Source information:
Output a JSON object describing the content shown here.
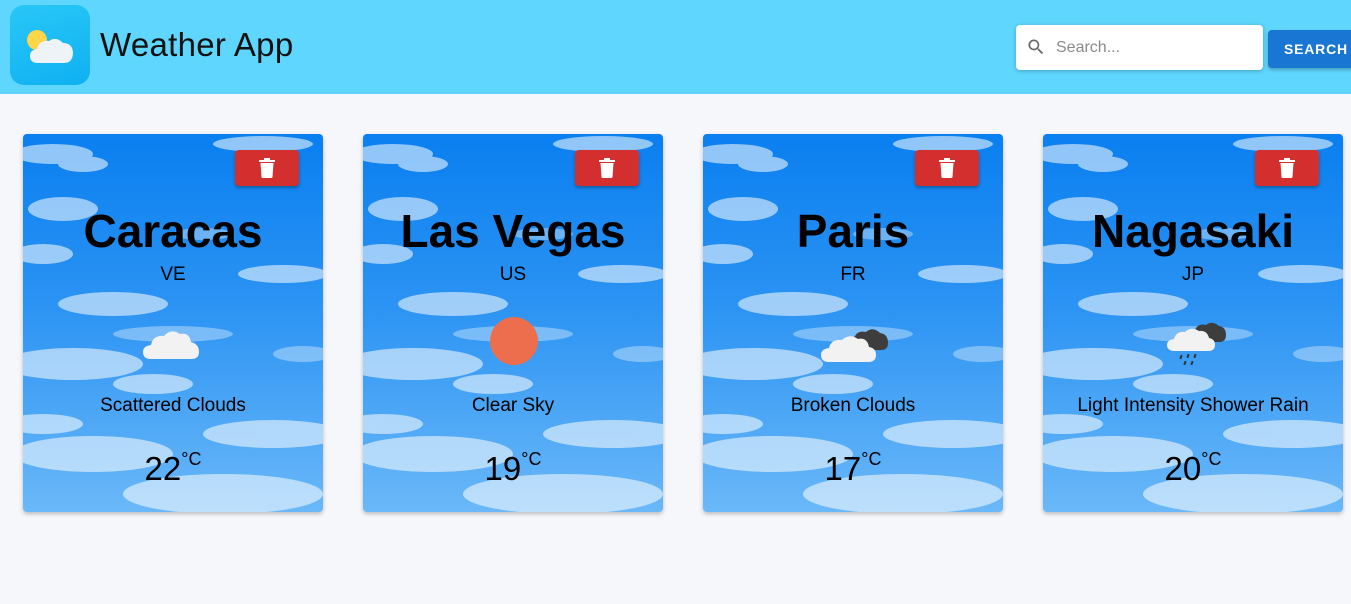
{
  "header": {
    "title": "Weather App",
    "logo_icon": "sun-cloud-logo-icon",
    "background": "#5fd6fd"
  },
  "search": {
    "placeholder": "Search...",
    "value": "",
    "button_label": "SEARCH"
  },
  "cards": [
    {
      "city": "Caracas",
      "country": "VE",
      "description": "Scattered Clouds",
      "temp": "22",
      "unit": "°C",
      "icon": "scattered-clouds-icon"
    },
    {
      "city": "Las Vegas",
      "country": "US",
      "description": "Clear Sky",
      "temp": "19",
      "unit": "°C",
      "icon": "clear-sky-sun-icon"
    },
    {
      "city": "Paris",
      "country": "FR",
      "description": "Broken Clouds",
      "temp": "17",
      "unit": "°C",
      "icon": "broken-clouds-icon"
    },
    {
      "city": "Nagasaki",
      "country": "JP",
      "description": "Light Intensity Shower Rain",
      "temp": "20",
      "unit": "°C",
      "icon": "shower-rain-icon"
    }
  ],
  "colors": {
    "accent": "#1976d2",
    "delete": "#d32f2f",
    "sun": "#ec6e4c"
  }
}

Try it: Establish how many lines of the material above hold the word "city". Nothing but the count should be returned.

Reply: 4